ACTION ITEM: Which lines of the entries below hold the word "sponsored"? Report each of them.

DATA FOR THE TASK:

────────────────

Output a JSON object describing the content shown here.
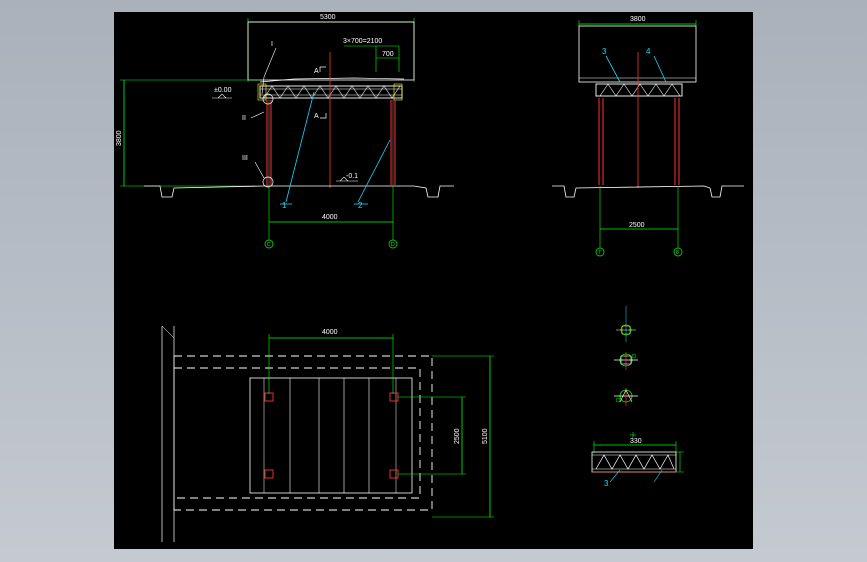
{
  "colors": {
    "background": "#000000",
    "frame_bg": "#b7bdc6",
    "dimension": "#00ff00",
    "outline": "#ffffff",
    "member": "#ff3030",
    "leader": "#18d8ff",
    "axis": "#00ff00"
  },
  "elevation_front": {
    "dim_total_width": "5300",
    "dim_spacing": "3×700=2100",
    "dim_small": "700",
    "dim_height": "3800",
    "dim_column_span": "4000",
    "section_a": "A",
    "section_a2": "A",
    "detail_i": "I",
    "detail_ii": "II",
    "detail_iii": "III",
    "callout_1": "1",
    "callout_2": "2",
    "level_top": "±0.00",
    "level_ground": "-0.1",
    "axis_c": "C",
    "axis_d": "D"
  },
  "elevation_side": {
    "dim_total_width": "3800",
    "dim_column_span": "2500",
    "callout_3": "3",
    "callout_4": "4",
    "axis_left": "7",
    "axis_right": "8"
  },
  "plan": {
    "dim_columns": "4000",
    "dim_width": "2500",
    "dim_total": "5100"
  },
  "truss_detail": {
    "dim_top": "330",
    "callout": "3"
  }
}
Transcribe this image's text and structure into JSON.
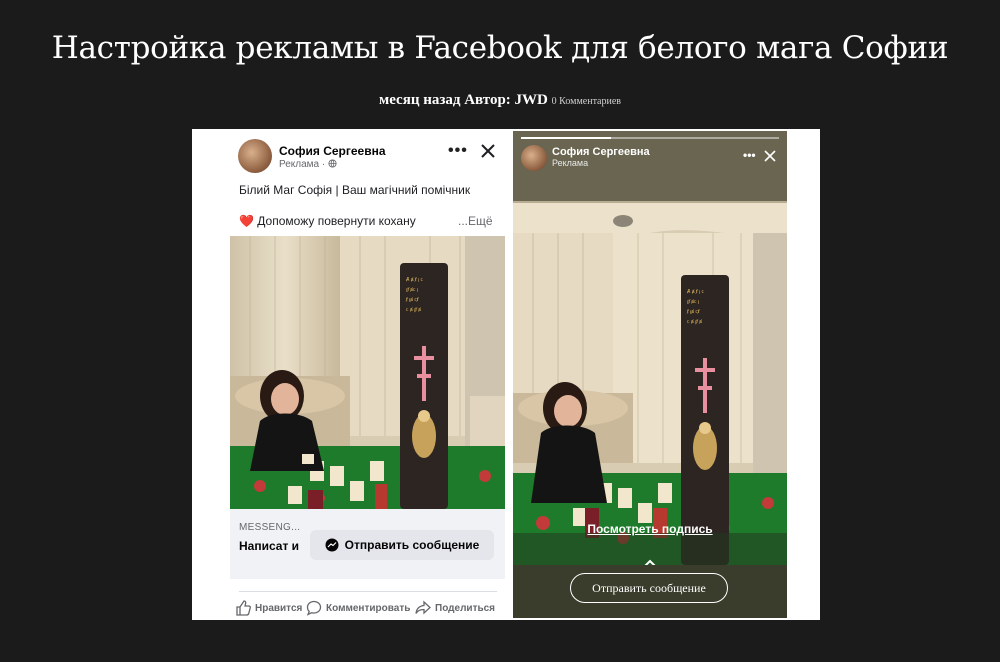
{
  "article": {
    "title": "Настройка рекламы в Facebook для белого мага Софии",
    "date": "месяц назад",
    "author_label": "Автор:",
    "author": "JWD",
    "comments": "0 Комментариев"
  },
  "feed_post": {
    "page_name": "София Сергеевна",
    "sponsored": "Реклама · ",
    "line1": "Білий Маг Софія | Ваш магічний помічник",
    "heart": "❤️",
    "line2": "Допоможу повернути кохану",
    "see_more": "...Ещё",
    "cta_source": "MESSENG...",
    "cta_write": "Написат и",
    "cta_button": "Отправить сообщение",
    "actions": {
      "like": "Нравится",
      "comment": "Комментировать",
      "share": "Поделиться"
    }
  },
  "story": {
    "page_name": "София Сергеевна",
    "sponsored": "Реклама",
    "caption_link": "Посмотреть подпись",
    "send_button": "Отправить сообщение"
  },
  "icons": [
    "more-icon",
    "close-icon",
    "globe-icon",
    "messenger-icon",
    "like-icon",
    "comment-icon",
    "share-icon",
    "chevron-up-icon"
  ]
}
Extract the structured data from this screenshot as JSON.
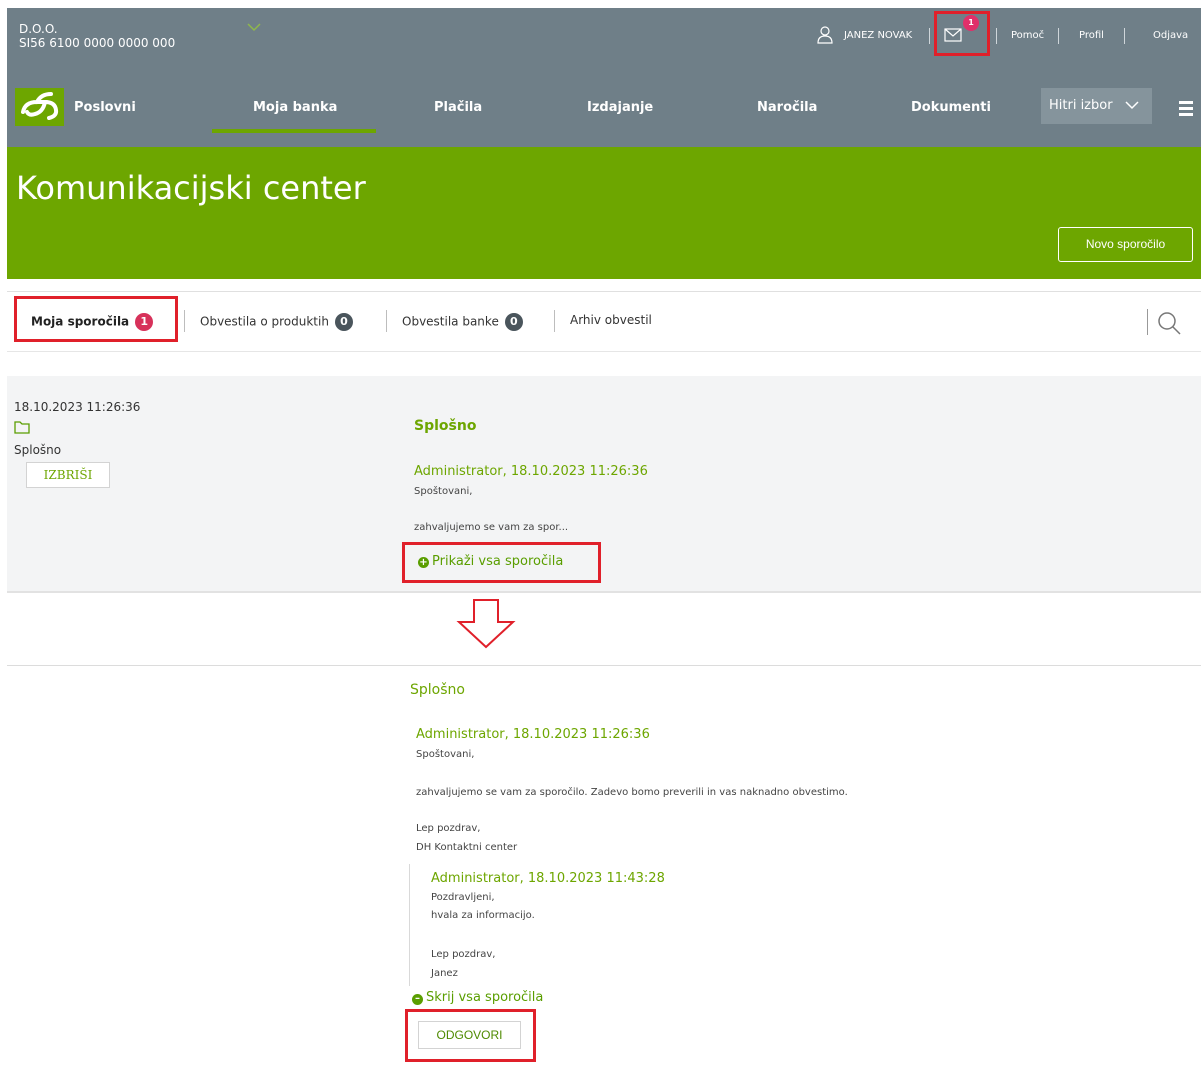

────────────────

EXERCISE RESULT:
    "sponsored": "Реклама · ",
    "sponsored": "Реклама",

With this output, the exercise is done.